He tied the school-record with eight interceptions as a junior for an Iowa team that finished 12-0 in the 2015 regular season, and he finished his career with 14 interceptions.
He also earned second-team All-America honors as a senior by as many as five media outlets, and he made first-team All-Big Ten as a junior and senior.
2. Nile Kinnick, 1937-39 – Iowa played a total of 24 games in his three seasons as a Hawkeye, and yet, he still finished his career with 18 interceptions.
That is tied for first in program history with Devon Mitchell, who played in over 40 games as a Hawkeye.
That isn’t meant to minimize what Mitchell accomplished as a Hawkeye, but rather to show just how incredible Kinnick was on defense.
He still has the distinction of being Iowa’s only Heisman Trophy winner, earning the award in 1939 thanks to his versatility and all-around play.
He participated in 107 of his team’s 130 points on offense, including 11 drop kicks in 1939, and he led the nation with eight interceptions.
- Bob Sanders, 2000-03 – Before you accuse me of blasphemy for ranking somebody ahead of Nile Kinnick, first consider that Kinnick was ranked No. 1 at running back in this series, and then also remember just how impactful Bob Sanders was as a Hawkeye.
Kirk Ferentz said Sanders changed the culture more than any other player that he’s coached at Iowa, and former teammates have said the same thing about the Erie, Pennsylvania native.
Sanders only stood about 5-foot-8, but he was wrapped in muscles and he played with a level of physicality that is rarely seen, even for Big Ten football.

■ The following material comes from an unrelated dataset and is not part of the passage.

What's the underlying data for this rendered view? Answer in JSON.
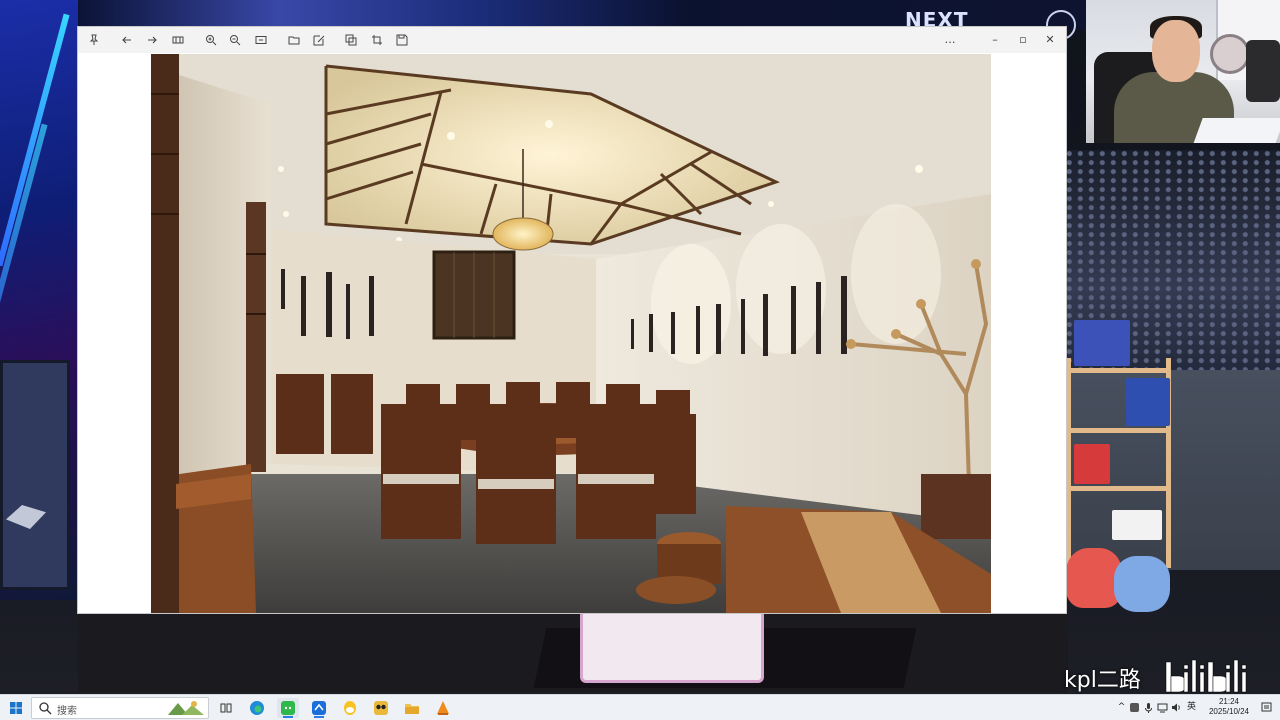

Sanders wasn’t a dirty player, but he played through the whistle and wasn’t afraid to sacrifice his body. He attacked the ball carrier much like a heat-seeking missile and his bone-crunching tackles made you almost feel sorry for his opponents.
His style probably wouldn’t work in today’s game, but it helped to make him a legend two decades ago.
Sanders made first-team All-Big Ten three times and was named second-team All-America by the Associated Press as a senior in 2003.
Individual awards hardly do him justice, however, because part of what Sanders did as a Hawkeye can’t be measured by trophies and statistics.
He helped lay the foundation under Kirk Ferentz, and he showed that greatness doesn’t always come with a bunch of recruiting stars next to your name.
Sanders only had two scholarship offers coming out of high school from Iowa and Ohio, but he left Iowa as arguably the greatest defensive back in program history, and without question as the most influential player under Kirk Ferentz.
Also considered: Paul Krause, Emlen Tunnell, Earl Douthitt, Devon Mitchell, Mike Stoops, Bob Stoops, Jay Norvell, Steve Wilson, Riley Moss, Kerry Burt, Damien Robinson, Dane Belton, Shaun Prater, Willis Glassgow, Lou King, Amari Spievey, Brett Greenwood, Carlos James, B.J. Lowery, Tom Knight.